▶ **YOUR ASSIGNMENT**
Each record in the material below must be written out again exactly.

▶ **EXERCISE MATERIAL**
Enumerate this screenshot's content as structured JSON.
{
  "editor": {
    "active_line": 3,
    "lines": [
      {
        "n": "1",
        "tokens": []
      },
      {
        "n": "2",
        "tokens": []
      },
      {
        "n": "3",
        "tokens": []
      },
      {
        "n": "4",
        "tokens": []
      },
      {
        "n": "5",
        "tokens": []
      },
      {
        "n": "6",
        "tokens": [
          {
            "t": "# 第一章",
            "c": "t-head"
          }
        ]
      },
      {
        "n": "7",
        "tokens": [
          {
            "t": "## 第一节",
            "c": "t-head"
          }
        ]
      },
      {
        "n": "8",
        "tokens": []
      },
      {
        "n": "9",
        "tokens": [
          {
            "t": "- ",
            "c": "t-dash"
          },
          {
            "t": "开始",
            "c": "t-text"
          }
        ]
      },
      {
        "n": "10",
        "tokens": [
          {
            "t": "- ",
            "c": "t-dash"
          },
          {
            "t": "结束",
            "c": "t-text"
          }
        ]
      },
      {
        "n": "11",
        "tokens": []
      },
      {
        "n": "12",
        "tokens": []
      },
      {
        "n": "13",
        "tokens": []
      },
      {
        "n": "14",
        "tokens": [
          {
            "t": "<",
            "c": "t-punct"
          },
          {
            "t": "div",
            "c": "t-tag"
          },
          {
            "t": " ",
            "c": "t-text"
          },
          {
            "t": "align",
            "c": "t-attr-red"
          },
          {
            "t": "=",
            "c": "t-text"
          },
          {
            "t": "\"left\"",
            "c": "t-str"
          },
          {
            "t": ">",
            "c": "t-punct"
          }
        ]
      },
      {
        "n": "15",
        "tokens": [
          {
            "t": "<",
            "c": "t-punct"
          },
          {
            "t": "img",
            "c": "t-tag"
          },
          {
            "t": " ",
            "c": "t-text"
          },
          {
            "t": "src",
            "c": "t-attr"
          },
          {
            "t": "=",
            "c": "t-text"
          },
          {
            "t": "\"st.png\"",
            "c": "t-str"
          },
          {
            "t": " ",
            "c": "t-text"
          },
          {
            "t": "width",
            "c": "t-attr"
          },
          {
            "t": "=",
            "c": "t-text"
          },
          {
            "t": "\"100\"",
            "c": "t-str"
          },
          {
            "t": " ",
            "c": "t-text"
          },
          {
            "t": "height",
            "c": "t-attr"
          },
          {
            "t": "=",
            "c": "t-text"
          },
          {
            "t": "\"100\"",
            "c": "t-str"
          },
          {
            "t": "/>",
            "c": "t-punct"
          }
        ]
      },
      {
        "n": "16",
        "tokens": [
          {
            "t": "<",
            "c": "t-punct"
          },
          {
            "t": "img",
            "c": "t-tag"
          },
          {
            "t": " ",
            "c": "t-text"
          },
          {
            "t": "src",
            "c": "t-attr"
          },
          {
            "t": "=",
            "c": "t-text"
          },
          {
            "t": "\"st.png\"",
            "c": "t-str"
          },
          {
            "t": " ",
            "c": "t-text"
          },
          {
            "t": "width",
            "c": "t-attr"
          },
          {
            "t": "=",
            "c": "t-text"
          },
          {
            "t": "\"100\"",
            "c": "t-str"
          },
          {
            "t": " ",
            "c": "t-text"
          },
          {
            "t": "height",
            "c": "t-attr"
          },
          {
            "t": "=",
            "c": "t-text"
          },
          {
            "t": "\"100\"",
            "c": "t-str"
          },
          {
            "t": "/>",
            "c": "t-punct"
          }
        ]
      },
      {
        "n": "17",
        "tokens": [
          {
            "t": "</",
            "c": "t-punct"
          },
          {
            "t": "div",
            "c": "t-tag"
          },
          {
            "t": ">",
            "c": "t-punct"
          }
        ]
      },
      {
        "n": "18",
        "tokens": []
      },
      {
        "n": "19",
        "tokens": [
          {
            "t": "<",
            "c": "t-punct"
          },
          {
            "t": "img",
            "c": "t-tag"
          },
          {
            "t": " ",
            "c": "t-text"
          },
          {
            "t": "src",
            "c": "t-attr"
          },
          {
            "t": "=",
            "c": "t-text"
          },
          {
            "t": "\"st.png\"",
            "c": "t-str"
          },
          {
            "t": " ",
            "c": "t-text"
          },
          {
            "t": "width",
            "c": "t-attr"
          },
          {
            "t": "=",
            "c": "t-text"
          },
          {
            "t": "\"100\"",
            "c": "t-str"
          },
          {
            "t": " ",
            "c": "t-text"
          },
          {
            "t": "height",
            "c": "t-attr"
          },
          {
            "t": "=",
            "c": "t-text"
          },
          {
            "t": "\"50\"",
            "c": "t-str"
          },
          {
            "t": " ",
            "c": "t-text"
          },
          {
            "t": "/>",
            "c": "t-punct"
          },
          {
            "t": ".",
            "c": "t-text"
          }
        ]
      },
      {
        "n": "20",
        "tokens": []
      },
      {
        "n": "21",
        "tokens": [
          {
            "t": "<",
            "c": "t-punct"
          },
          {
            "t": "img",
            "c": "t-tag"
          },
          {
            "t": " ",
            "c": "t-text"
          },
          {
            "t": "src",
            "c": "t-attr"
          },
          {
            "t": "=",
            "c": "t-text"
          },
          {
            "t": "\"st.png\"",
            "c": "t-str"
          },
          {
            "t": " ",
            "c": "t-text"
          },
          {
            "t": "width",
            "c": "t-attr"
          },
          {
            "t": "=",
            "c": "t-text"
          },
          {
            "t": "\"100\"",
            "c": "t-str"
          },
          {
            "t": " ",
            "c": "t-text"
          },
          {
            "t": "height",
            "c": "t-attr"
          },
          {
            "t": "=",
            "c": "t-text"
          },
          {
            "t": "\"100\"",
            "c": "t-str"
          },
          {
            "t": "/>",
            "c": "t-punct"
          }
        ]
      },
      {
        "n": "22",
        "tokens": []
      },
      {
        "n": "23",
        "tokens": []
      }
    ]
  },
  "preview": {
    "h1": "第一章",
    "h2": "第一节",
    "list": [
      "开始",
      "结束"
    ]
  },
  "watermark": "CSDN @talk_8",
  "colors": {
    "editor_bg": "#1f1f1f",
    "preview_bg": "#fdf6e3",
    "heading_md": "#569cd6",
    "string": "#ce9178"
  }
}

▶ **RESPONSE TO THIS EXERCISE**
Enumerate this screenshot's content as structured JSON.
{
  "editor": {
    "active_line": 3,
    "lines": [
      {
        "n": "1",
        "tokens": []
      },
      {
        "n": "2",
        "tokens": []
      },
      {
        "n": "3",
        "tokens": []
      },
      {
        "n": "4",
        "tokens": []
      },
      {
        "n": "5",
        "tokens": []
      },
      {
        "n": "6",
        "tokens": [
          {
            "t": "# 第一章",
            "c": "t-head"
          }
        ]
      },
      {
        "n": "7",
        "tokens": [
          {
            "t": "## 第一节",
            "c": "t-head"
          }
        ]
      },
      {
        "n": "8",
        "tokens": []
      },
      {
        "n": "9",
        "tokens": [
          {
            "t": "- ",
            "c": "t-dash"
          },
          {
            "t": "开始",
            "c": "t-text"
          }
        ]
      },
      {
        "n": "10",
        "tokens": [
          {
            "t": "- ",
            "c": "t-dash"
          },
          {
            "t": "结束",
            "c": "t-text"
          }
        ]
      },
      {
        "n": "11",
        "tokens": []
      },
      {
        "n": "12",
        "tokens": []
      },
      {
        "n": "13",
        "tokens": []
      },
      {
        "n": "14",
        "tokens": [
          {
            "t": "<",
            "c": "t-punct"
          },
          {
            "t": "div",
            "c": "t-tag"
          },
          {
            "t": " ",
            "c": "t-text"
          },
          {
            "t": "align",
            "c": "t-attr-red"
          },
          {
            "t": "=",
            "c": "t-text"
          },
          {
            "t": "\"left\"",
            "c": "t-str"
          },
          {
            "t": ">",
            "c": "t-punct"
          }
        ]
      },
      {
        "n": "15",
        "tokens": [
          {
            "t": "<",
            "c": "t-punct"
          },
          {
            "t": "img",
            "c": "t-tag"
          },
          {
            "t": " ",
            "c": "t-text"
          },
          {
            "t": "src",
            "c": "t-attr"
          },
          {
            "t": "=",
            "c": "t-text"
          },
          {
            "t": "\"st.png\"",
            "c": "t-str"
          },
          {
            "t": " ",
            "c": "t-text"
          },
          {
            "t": "width",
            "c": "t-attr"
          },
          {
            "t": "=",
            "c": "t-text"
          },
          {
            "t": "\"100\"",
            "c": "t-str"
          },
          {
            "t": " ",
            "c": "t-text"
          },
          {
            "t": "height",
            "c": "t-attr"
          },
          {
            "t": "=",
            "c": "t-text"
          },
          {
            "t": "\"100\"",
            "c": "t-str"
          },
          {
            "t": "/>",
            "c": "t-punct"
          }
        ]
      },
      {
        "n": "16",
        "tokens": [
          {
            "t": "<",
            "c": "t-punct"
          },
          {
            "t": "img",
            "c": "t-tag"
          },
          {
            "t": " ",
            "c": "t-text"
          },
          {
            "t": "src",
            "c": "t-attr"
          },
          {
            "t": "=",
            "c": "t-text"
          },
          {
            "t": "\"st.png\"",
            "c": "t-str"
          },
          {
            "t": " ",
            "c": "t-text"
          },
          {
            "t": "width",
            "c": "t-attr"
          },
          {
            "t": "=",
            "c": "t-text"
          },
          {
            "t": "\"100\"",
            "c": "t-str"
          },
          {
            "t": " ",
            "c": "t-text"
          },
          {
            "t": "height",
            "c": "t-attr"
          },
          {
            "t": "=",
            "c": "t-text"
          },
          {
            "t": "\"100\"",
            "c": "t-str"
          },
          {
            "t": "/>",
            "c": "t-punct"
          }
        ]
      },
      {
        "n": "17",
        "tokens": [
          {
            "t": "</",
            "c": "t-punct"
          },
          {
            "t": "div",
            "c": "t-tag"
          },
          {
            "t": ">",
            "c": "t-punct"
          }
        ]
      },
      {
        "n": "18",
        "tokens": []
      },
      {
        "n": "19",
        "tokens": [
          {
            "t": "<",
            "c": "t-punct"
          },
          {
            "t": "img",
            "c": "t-tag"
          },
          {
            "t": " ",
            "c": "t-text"
          },
          {
            "t": "src",
            "c": "t-attr"
          },
          {
            "t": "=",
            "c": "t-text"
          },
          {
            "t": "\"st.png\"",
            "c": "t-str"
          },
          {
            "t": " ",
            "c": "t-text"
          },
          {
            "t": "width",
            "c": "t-attr"
          },
          {
            "t": "=",
            "c": "t-text"
          },
          {
            "t": "\"100\"",
            "c": "t-str"
          },
          {
            "t": " ",
            "c": "t-text"
          },
          {
            "t": "height",
            "c": "t-attr"
          },
          {
            "t": "=",
            "c": "t-text"
          },
          {
            "t": "\"50\"",
            "c": "t-str"
          },
          {
            "t": " ",
            "c": "t-text"
          },
          {
            "t": "/>",
            "c": "t-punct"
          },
          {
            "t": ".",
            "c": "t-text"
          }
        ]
      },
      {
        "n": "20",
        "tokens": []
      },
      {
        "n": "21",
        "tokens": [
          {
            "t": "<",
            "c": "t-punct"
          },
          {
            "t": "img",
            "c": "t-tag"
          },
          {
            "t": " ",
            "c": "t-text"
          },
          {
            "t": "src",
            "c": "t-attr"
          },
          {
            "t": "=",
            "c": "t-text"
          },
          {
            "t": "\"st.png\"",
            "c": "t-str"
          },
          {
            "t": " ",
            "c": "t-text"
          },
          {
            "t": "width",
            "c": "t-attr"
          },
          {
            "t": "=",
            "c": "t-text"
          },
          {
            "t": "\"100\"",
            "c": "t-str"
          },
          {
            "t": " ",
            "c": "t-text"
          },
          {
            "t": "height",
            "c": "t-attr"
          },
          {
            "t": "=",
            "c": "t-text"
          },
          {
            "t": "\"100\"",
            "c": "t-str"
          },
          {
            "t": "/>",
            "c": "t-punct"
          }
        ]
      },
      {
        "n": "22",
        "tokens": []
      },
      {
        "n": "23",
        "tokens": []
      }
    ]
  },
  "preview": {
    "h1": "第一章",
    "h2": "第一节",
    "list": [
      "开始",
      "结束"
    ]
  },
  "watermark": "CSDN @talk_8",
  "colors": {
    "editor_bg": "#1f1f1f",
    "preview_bg": "#fdf6e3",
    "heading_md": "#569cd6",
    "string": "#ce9178"
  }
}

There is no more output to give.